Since Blair's name first appeared in the Times on June 9, 1998, he has had 725 total bylines there. His 50 corrections therefore constitute a 6.9 percent discovered-error rate. That's not so great. But it's not nearly so bad as the factual strikeout average posted, to take one random example, by Times Washington-bureau stalwart Adam Clymer over the exact same period: 400 bylines with 36 corrections (9.0 percent). Or how's about Times associate editor R.W. "Johnny" Apple Jr., whose 327 bylines with 46 corrections (14.1 percent spoiled copy) would seem to label him--the numbers don't lie--less than half as reliable a newsman as the hapless youngster Howell Raines is now banishing to Purdah.

At the risk of revealing embarrassing details of THE SCRAPBOOK's obsessions, we'll admit that we ran columnist Maureen Dowd's numbers so you can save yourself the trouble: a spectacular record of one correction in the last nine years (which this page certainly can't match). We'll leave to the cynics jokes about how you first have to deal in facts to make errors of the sort that need correcting.

How Much Loot?

About the looting of Iraq's National Museum: The New York Times last week reported that estimates of the catastrophe have been ratcheted down considerably. To review the bidding: John F. Burns, in a rather breathless lead paragraph, reported on April 12 that when "American troops entered Baghdad in sufficient force to topple Saddam Hussein's government this week, it took only 48 hours for the museum to be destroyed, with at least 170,000 artifacts carried away by looters."

That's more than 3,500 artifacts an hour--an astonishing rate of theft that probably should have been flagged by a copy editor. But the 170,000 figure (which seems to have been a guess at the total holdings) has since been repeated in hundreds of stories, most of them hysterically anti-U.S. military. Burns's piece, to be fair, went on to caution that "what officials told journalists today may have to be adjusted as a fuller picture comes to light."

And how! Alan Riding's front page piece in the Times last Thursday reports that museum officials have now provided American investigators with a list of "artifacts that were definitely missing." The list contains (this is not a misprint) 29 items. Four have subsequently been found. "Twenty-five pieces is not the same as 170,000," the investigating Marine colonel, Matthew F. Bogdanos, dryly notes. Bogdanos's day job, when he's not doing reserve duty, is as a prosecutor in the Manhattan D.A.'s office.

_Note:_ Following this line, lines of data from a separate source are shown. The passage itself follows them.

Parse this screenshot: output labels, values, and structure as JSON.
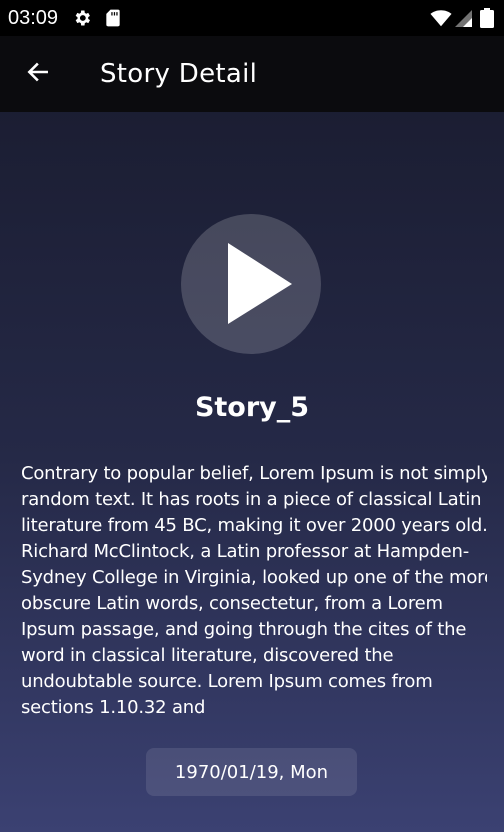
{
  "status_bar": {
    "time": "03:09",
    "icons": [
      "gear-icon",
      "sd-card-icon",
      "wifi-icon",
      "signal-icon",
      "battery-icon"
    ]
  },
  "app_bar": {
    "title": "Story Detail",
    "back_icon": "arrow-left-icon"
  },
  "player": {
    "icon": "play-icon"
  },
  "story": {
    "title": "Story_5",
    "body": "Contrary to popular belief, Lorem Ipsum is not simply random text. It has roots in a piece of classical Latin literature from 45 BC, making it over 2000 years old. Richard McClintock, a Latin professor at Hampden-Sydney College in Virginia, looked up one of the more obscure Latin words, consectetur, from a Lorem Ipsum passage, and going through the cites of the word in classical literature, discovered the undoubtable source. Lorem Ipsum comes from sections 1.10.32 and",
    "date": "1970/01/19, Mon"
  },
  "colors": {
    "background_top": "#181a2c",
    "background_bottom": "#3b4172",
    "app_bar": "#0b0b0e",
    "text": "#ffffff"
  }
}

Much uncertainty remains, but the difference between 170,000 and 25, as Mark Twain might have put it, is like the difference between lightning and a lightning bug.

Grad Students of the World, Disband!